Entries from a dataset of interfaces
+===+

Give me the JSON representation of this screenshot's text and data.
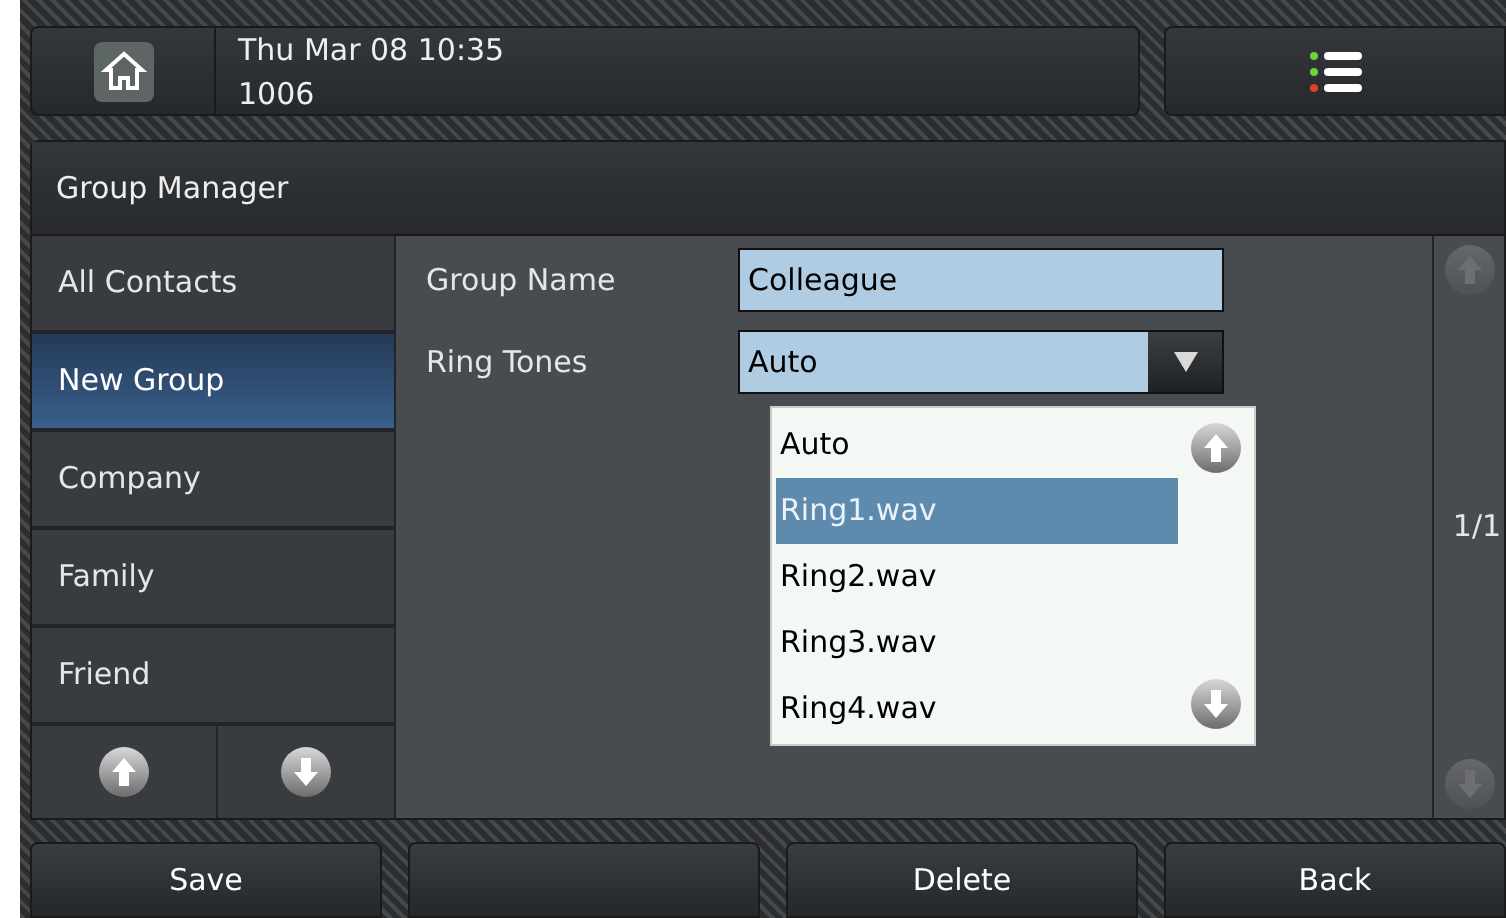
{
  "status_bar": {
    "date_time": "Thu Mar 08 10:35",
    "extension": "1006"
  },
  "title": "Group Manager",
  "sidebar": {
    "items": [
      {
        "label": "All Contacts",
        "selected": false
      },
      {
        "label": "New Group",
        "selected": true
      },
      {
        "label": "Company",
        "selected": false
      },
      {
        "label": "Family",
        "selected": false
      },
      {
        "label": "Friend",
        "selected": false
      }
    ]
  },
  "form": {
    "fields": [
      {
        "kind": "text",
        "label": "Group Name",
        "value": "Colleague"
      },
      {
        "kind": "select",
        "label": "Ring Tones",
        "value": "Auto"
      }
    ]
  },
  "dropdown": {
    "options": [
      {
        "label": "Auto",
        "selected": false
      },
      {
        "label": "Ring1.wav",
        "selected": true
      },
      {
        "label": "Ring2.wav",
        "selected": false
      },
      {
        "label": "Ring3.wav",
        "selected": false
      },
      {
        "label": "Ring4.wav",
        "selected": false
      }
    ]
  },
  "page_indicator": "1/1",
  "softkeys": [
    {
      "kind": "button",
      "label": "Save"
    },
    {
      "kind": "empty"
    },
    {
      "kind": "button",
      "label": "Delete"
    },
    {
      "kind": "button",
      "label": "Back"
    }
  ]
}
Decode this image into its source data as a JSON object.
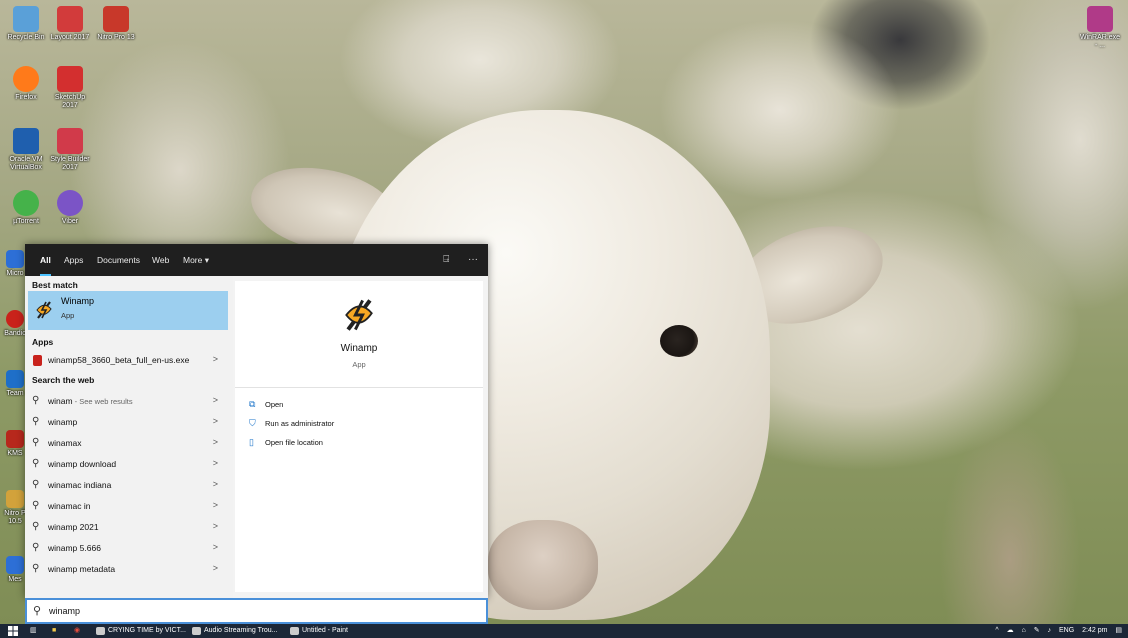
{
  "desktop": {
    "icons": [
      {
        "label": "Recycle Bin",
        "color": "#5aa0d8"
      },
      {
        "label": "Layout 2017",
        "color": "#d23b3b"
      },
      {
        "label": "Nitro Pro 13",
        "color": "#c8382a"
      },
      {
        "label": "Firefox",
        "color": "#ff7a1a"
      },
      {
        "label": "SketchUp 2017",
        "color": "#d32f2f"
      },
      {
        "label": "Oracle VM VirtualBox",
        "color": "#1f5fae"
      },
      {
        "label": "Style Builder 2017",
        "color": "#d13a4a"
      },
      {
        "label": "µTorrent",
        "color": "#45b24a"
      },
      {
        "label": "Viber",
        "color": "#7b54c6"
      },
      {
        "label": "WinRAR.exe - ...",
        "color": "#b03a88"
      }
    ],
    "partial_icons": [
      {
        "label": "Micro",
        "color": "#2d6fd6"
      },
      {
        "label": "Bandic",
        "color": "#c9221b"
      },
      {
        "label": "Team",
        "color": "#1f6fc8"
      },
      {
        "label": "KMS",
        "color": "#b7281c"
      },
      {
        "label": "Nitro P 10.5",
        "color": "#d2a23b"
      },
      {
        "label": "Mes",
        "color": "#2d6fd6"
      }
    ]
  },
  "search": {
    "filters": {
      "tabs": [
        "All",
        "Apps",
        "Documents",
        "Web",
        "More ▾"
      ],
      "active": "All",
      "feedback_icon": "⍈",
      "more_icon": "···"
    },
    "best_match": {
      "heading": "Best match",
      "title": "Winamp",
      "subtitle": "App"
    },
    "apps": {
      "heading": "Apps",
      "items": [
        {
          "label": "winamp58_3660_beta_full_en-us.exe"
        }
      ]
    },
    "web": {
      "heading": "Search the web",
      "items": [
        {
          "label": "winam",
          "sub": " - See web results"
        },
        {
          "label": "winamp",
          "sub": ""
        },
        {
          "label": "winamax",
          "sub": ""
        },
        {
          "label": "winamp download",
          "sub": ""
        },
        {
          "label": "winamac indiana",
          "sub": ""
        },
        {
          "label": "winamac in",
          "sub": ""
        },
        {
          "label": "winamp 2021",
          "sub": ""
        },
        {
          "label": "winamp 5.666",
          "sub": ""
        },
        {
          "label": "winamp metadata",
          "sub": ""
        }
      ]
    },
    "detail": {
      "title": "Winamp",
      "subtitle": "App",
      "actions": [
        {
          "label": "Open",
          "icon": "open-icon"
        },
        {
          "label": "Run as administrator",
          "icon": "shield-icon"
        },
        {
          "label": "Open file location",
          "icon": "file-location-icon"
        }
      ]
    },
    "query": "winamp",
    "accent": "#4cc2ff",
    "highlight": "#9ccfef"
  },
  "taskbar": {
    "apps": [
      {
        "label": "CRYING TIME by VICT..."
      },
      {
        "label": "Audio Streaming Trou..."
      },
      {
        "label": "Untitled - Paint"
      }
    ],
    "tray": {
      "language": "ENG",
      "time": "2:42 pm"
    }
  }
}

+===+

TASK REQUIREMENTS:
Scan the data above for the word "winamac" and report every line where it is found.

FINISHED TASK:
          "label": "winamac indiana",
          "label": "winamac in",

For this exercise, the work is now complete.